Records provided section start

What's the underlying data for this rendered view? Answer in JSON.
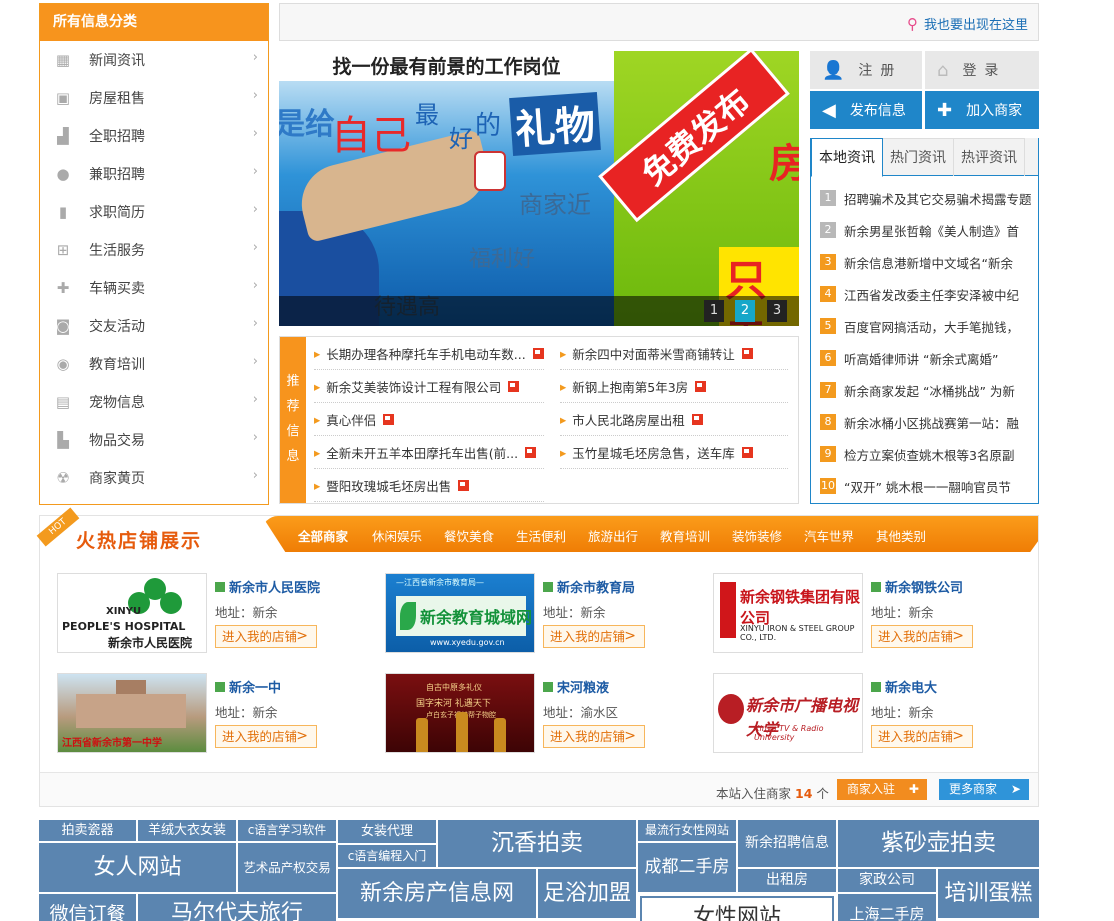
{
  "categories": {
    "title": "所有信息分类",
    "items": [
      {
        "label": "新闻资讯",
        "icon": "calendar-icon"
      },
      {
        "label": "房屋租售",
        "icon": "briefcase-icon"
      },
      {
        "label": "全职招聘",
        "icon": "factory-icon"
      },
      {
        "label": "兼职招聘",
        "icon": "chat-icon"
      },
      {
        "label": "求职简历",
        "icon": "book-icon"
      },
      {
        "label": "生活服务",
        "icon": "cart-icon"
      },
      {
        "label": "车辆买卖",
        "icon": "plus-icon"
      },
      {
        "label": "交友活动",
        "icon": "camera-icon"
      },
      {
        "label": "教育培训",
        "icon": "disc-icon"
      },
      {
        "label": "宠物信息",
        "icon": "building-icon"
      },
      {
        "label": "物品交易",
        "icon": "chart-icon"
      },
      {
        "label": "商家黄页",
        "icon": "radiation-icon"
      }
    ]
  },
  "topbar": {
    "link": "我也要出现在这里"
  },
  "banner": {
    "caption": "找一份最有前景的工作岗位",
    "words": [
      "是给",
      "自己",
      "最",
      "好",
      "的",
      "礼物",
      "商家近",
      "福利好",
      "待遇高"
    ],
    "right_tag": "免费发布",
    "right_big": "房",
    "right_big2": "只需",
    "pages": [
      "1",
      "2",
      "3"
    ],
    "active_page": "2"
  },
  "recommend": {
    "side": [
      "推",
      "荐",
      "信",
      "息"
    ],
    "left": [
      "长期办理各种摩托车手机电动车数...",
      "新余艾美装饰设计工程有限公司",
      "真心伴侣",
      "全新未开五羊本田摩托车出售(前...",
      "暨阳玫瑰城毛坯房出售"
    ],
    "right": [
      "新余四中对面蒂米雪商铺转让",
      "新钢上抱南第5年3房",
      "市人民北路房屋出租",
      "玉竹星城毛坯房急售，送车库"
    ]
  },
  "account": {
    "register": "注册",
    "login": "登录",
    "publish": "发布信息",
    "join": "加入商家"
  },
  "news": {
    "tabs": [
      "本地资讯",
      "热门资讯",
      "热评资讯"
    ],
    "items": [
      {
        "n": "1",
        "t": "招聘骗术及其它交易骗术揭露专题"
      },
      {
        "n": "2",
        "t": "新余男星张哲翰《美人制造》首"
      },
      {
        "n": "3",
        "t": "新余信息港新增中文域名“新余"
      },
      {
        "n": "4",
        "t": "江西省发改委主任李安泽被中纪"
      },
      {
        "n": "5",
        "t": "百度官网搞活动，大手笔抛钱，"
      },
      {
        "n": "6",
        "t": "听高婚律师讲 “新余式离婚”"
      },
      {
        "n": "7",
        "t": "新余商家发起 “冰桶挑战” 为新"
      },
      {
        "n": "8",
        "t": "新余冰桶小区挑战赛第一站：融"
      },
      {
        "n": "9",
        "t": "检方立案侦查姚木根等3名原副"
      },
      {
        "n": "10",
        "t": "“双开” 姚木根一一翮响官员节"
      }
    ]
  },
  "hot": {
    "ribbon": "HOT",
    "title": "火热店铺展示",
    "cats": [
      "全部商家",
      "休闲娱乐",
      "餐饮美食",
      "生活便利",
      "旅游出行",
      "教育培训",
      "装饰装修",
      "汽车世界",
      "其他类别"
    ],
    "shops": [
      {
        "name": "新余市人民医院",
        "addr": "地址：新余",
        "go": "进入我的店铺",
        "logo": {
          "en1": "XINYU",
          "en2": "PEOPLE'S HOSPITAL",
          "zh": "新余市人民医院"
        }
      },
      {
        "name": "新余市教育局",
        "addr": "地址：新余",
        "go": "进入我的店铺",
        "logo": {
          "t0": "—江西省新余市教育局—",
          "t1": "新余教育城域网",
          "t2": "www.xyedu.gov.cn"
        }
      },
      {
        "name": "新余钢铁公司",
        "addr": "地址：新余",
        "go": "进入我的店铺",
        "logo": {
          "t1": "新余钢铁集团有限公司",
          "t2": "XINYU IRON & STEEL GROUP CO., LTD."
        }
      },
      {
        "name": "新余一中",
        "addr": "地址：新余",
        "go": "进入我的店铺",
        "logo": {
          "t1": "江西省新余市第一中学"
        }
      },
      {
        "name": "宋河粮液",
        "addr": "地址：渝水区",
        "go": "进入我的店铺",
        "logo": {
          "t1": "自古中原多礼仪",
          "t2": "国字宋河 礼遇天下",
          "t3": "卢白玄子视其帮子物腔"
        }
      },
      {
        "name": "新余电大",
        "addr": "地址：新余",
        "go": "进入我的店铺",
        "logo": {
          "t1": "新余市广播电视大学",
          "t2": "Xinyu TV & Radio University"
        }
      }
    ],
    "footer": {
      "count_prefix": "本站入住商家",
      "count": "14",
      "count_suffix": "个",
      "join": "商家入驻",
      "more": "更多商家"
    }
  },
  "tags": [
    "拍卖瓷器",
    "羊绒大衣女装",
    "c语言学习软件",
    "女装代理",
    "沉香拍卖",
    "最流行女性网站",
    "新余招聘信息",
    "紫砂壶拍卖",
    "女人网站",
    "艺术品产权交易",
    "c语言编程入门",
    "成都二手房",
    "新余房产信息网",
    "足浴加盟",
    "出租房",
    "家政公司",
    "培训蛋糕",
    "微信订餐",
    "马尔代夫旅行",
    "女性网站",
    "上海二手房"
  ]
}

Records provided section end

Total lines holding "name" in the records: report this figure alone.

6